Ask Erica HeroAsk Erica Hero Mobile

:30 with Nur-D
Facts about donation, fast

Whether you’re thinking about signing up to be a blood stem cell donor or are already on the Be The Match Registry®, chances are you have questions. Erica Jensen, Be The Match® senior vice president, and hip-hop artist Nur-D have teamed up to answer the most popular ones—in 30 seconds or less.

We at Be The Match want to address your concerns so that you feel comfortable saying yes to being a donor. That’s why we pay for everything, including lost wages. And pair you with an advocate for the entire process—your needs, health and safety are our top priorities. After all, you have the power to be someone’s cure.

Today, 71% of Black or African American patients don’t have a match on the registry, the highest number of any ethnic group. Because the best match for a patient is usually someone who shares their ethnic background, diversifying the registry will save lives.

You could impact someone’s future by joining or saying yes when called to donate. Erica and Nur-D will give you the facts about donation to help you understand what all goes down and how it changes lives … maybe even yours.

Ask Erica Ellipse GraphicAsk Erica Ellipse Graphic
Photo of Erica JensenPhoto of Erica Jensen Mobile

Who is Erica Jensen?

Erica is passionate about raising awareness of causes that impact the community such as sickle cell disease. Her combined experiences and interests in diversifying the registry and educating the community about the importance of donation make her an influential leader at Be The Match.

Photo of Nur-DPhoto of Nur-D mobile

Who is Nur-D?

Nur-D is a popular rapper who has performed alongside acts like Logic, Wu-Tang Clan and Tyler, the Creator. He is a community activist known for radiating positivity and creating honest, original music.

Top 10 questions about blood stem cell donation answered

Ask Erica Ellipse Graphic

Is it true that sickle cell can be cured?

Host Nur-D and Erica Jensen from Be The Match share information about a life-saving option for patients with sickle cell disease.

As a blood stem cell donor, how will I be treated?

Does it cost anything to donate blood stem cells?

What am I donating—and what happens next?

What’s the blood stem cell donation process really like?

What’s Be The Match doing to address disparity on the registry and in health care?

Does blood stem cell donation hurt?

After donating blood stem cells, does my body make more?

How long does it take to match a blood stem cell donor with a patient?

Can I choose who I donate my blood stem cells to?

Hear from real people about what it means to save a life

Ask Erica Ellipse GraphicAsk Erica Ellipse Graphic
Photo of Ryder

Meet Ryder

Five-year-old Ryder has a rare blood disease and is searching for a blood stem cell donor.

Photo of Donna and Tiana

Meet Donna and Tiana

Tiana (right) saved Donna’s life by donating blood stem cells.
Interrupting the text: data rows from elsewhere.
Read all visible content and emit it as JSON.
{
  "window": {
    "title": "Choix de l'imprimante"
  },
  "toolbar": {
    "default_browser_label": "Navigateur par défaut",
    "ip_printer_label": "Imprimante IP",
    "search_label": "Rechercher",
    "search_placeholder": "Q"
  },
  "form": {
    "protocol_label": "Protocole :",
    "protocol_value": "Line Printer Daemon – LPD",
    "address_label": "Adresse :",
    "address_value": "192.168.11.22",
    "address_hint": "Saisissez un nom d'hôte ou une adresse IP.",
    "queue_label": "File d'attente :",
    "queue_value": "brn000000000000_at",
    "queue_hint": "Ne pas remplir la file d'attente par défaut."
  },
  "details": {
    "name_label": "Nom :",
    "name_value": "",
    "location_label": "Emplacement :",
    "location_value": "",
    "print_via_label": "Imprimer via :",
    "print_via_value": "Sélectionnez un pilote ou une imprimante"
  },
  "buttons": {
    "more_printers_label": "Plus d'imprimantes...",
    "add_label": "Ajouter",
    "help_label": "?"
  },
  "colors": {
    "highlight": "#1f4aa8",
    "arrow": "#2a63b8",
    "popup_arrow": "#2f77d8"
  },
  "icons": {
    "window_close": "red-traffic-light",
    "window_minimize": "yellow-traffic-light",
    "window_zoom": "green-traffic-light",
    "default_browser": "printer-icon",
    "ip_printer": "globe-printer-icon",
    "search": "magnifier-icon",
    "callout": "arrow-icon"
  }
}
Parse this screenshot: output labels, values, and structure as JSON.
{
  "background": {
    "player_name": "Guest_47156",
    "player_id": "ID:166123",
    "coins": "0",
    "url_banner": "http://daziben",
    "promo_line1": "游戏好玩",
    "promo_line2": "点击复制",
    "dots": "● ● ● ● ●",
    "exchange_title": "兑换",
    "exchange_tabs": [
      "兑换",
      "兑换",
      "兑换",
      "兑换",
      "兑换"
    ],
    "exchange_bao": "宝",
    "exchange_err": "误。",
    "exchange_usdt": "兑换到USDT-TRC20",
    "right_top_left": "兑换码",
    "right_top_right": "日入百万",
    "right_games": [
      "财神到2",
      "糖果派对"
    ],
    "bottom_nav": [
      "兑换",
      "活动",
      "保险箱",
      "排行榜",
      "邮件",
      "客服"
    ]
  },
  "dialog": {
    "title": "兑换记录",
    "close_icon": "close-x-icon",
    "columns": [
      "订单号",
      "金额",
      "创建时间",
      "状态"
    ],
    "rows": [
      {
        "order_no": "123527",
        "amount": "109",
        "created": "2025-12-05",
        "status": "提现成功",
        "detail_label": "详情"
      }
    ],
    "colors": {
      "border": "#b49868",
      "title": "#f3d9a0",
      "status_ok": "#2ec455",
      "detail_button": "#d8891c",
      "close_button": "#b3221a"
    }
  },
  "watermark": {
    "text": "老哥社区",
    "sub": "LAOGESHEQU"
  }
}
These two women went down in history as the 100,000th pair to donate and receive blood stem cells through Be The Match.

Kourtney was the one
Photo of Kourtney

Meet Kourtney

Kourtney was all in from the start. She shares her journey of donating blood stem cells and saving a little girl with sickle cell disease.

Sickle cell infographic

Sickle cell disease affects more than 100,000 people in the U.S.

The biggest impact of this inherited condition is on Black and African American populations.

Fortunately, there’s a cure: a blood stem cell transplant from a matching donor, who typically shares the patient’s ethnic background.

Nearly 750,000 Black and African Americans in the U.S. have signed up to donate blood stem cells and potentially be someone’s cure.

Save a life

Help us make a difference by signing up to be a blood stem cell donor.

Grow the registry

Get involved in the cause by hosting a registration drive, volunteering or raising funds.

Support legislative efforts

Advocacy is critically important to protect access to life-saving blood stem cell transplants and expand insurance policy coverage for patients needing one.

About Be The Match®

For people with life-threatening blood cancers—like leukemia and lymphoma—or other diseases, a cure exists. Be The Match connects patients with their donor match for a life-saving marrow or umbilical cord blood transplant. People can contribute to the cure as a member of the Be The Match Registry®, financial contributor or volunteer. Be The Match provides patients and their families one-on-one support, education, and guidance before, during and after transplant. ​ Be The Match is operated by the National Marrow Donor Program® (NMDP), a nonprofit organization that matches patients with donors, educates health care professionals and conducts research through its research program, CIBMTR® (Center for International Blood and Marrow Transplant Research®), so more lives can be saved. To learn more about the cure, visit or call 1 (800) MARROW-2.